Following our desire to apply SSi methodology to indigenous and endangered languages, we enrolled on the Mission to explore possibilities with the Irish language.

The Welsh Minister for Education and Language, Jeremy Miles, was also in Dublin to promote the importance of increasing the use of Irish and Welsh languages. He visited a Dublin primary school that was teaching Welsh to its pupils and spoke with real heart about the importance of language in all aspects of culture.

We visited both Dublin and Galway and were fortunate enough to meet Irish language providers, bi-lingual universities and government officials that are the major influencers for the teaching of Irish at every level.

We really hope that we can work with these wonderful people to achieve in Ireland for Irish what we have done in Wales for Welsh. There is a long way to go and we have a lot to learn but we hope this mission is the start of a long partnership with our new friends in Ireland.

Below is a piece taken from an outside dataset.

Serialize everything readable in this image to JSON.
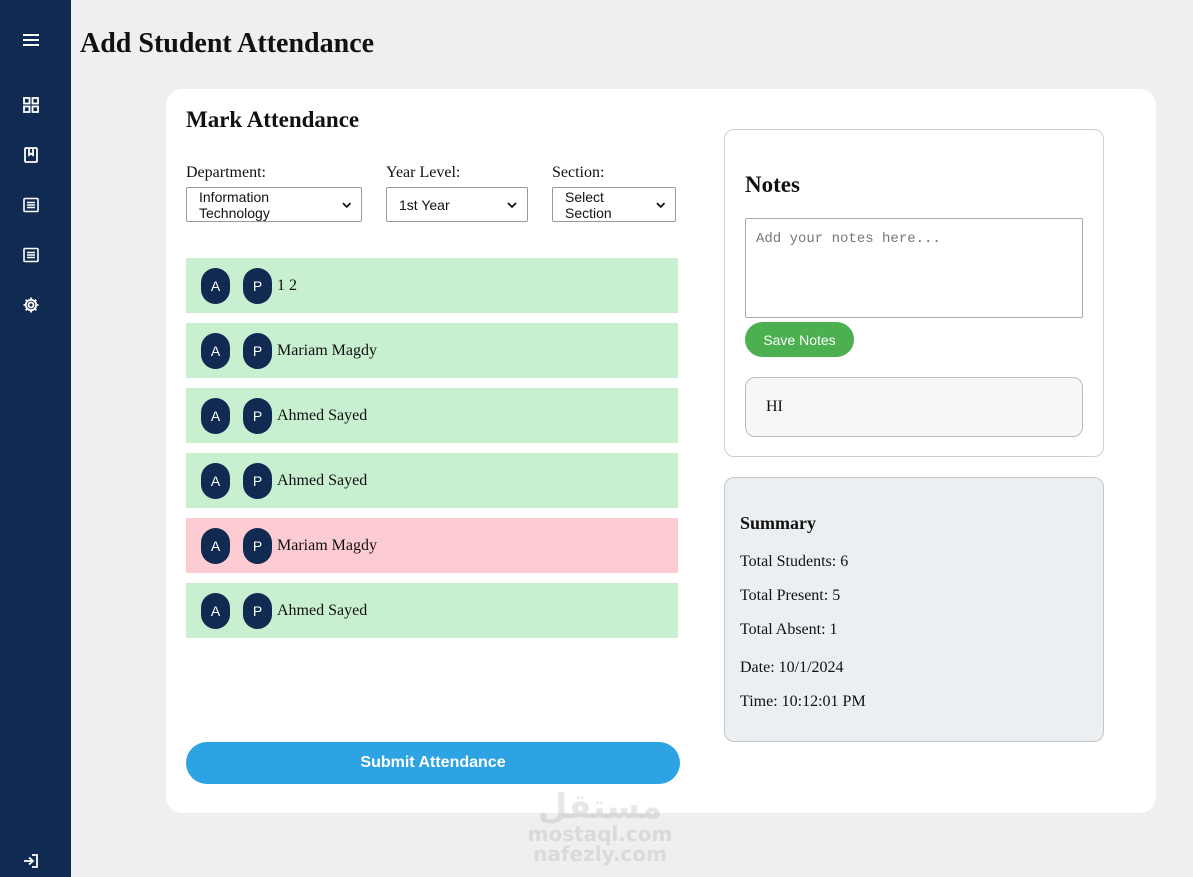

In addition to the meetings, we were treated to cultural events and musical performances that celebrated the Irish and Welsh cultures around St David’s Day.

The Dublin Welsh Male Voice choir sang to us, bringing many to tears. Then the Irish violinist, Aoife Ni Bhriain, and Welsh harp legend, Catrin Finch, combined to share some mind-blowing original renditions that received a standing ovation!

We must thank Export Wales and the Dublin-based Welsh Government Trade team that organised so much and looked after us so well.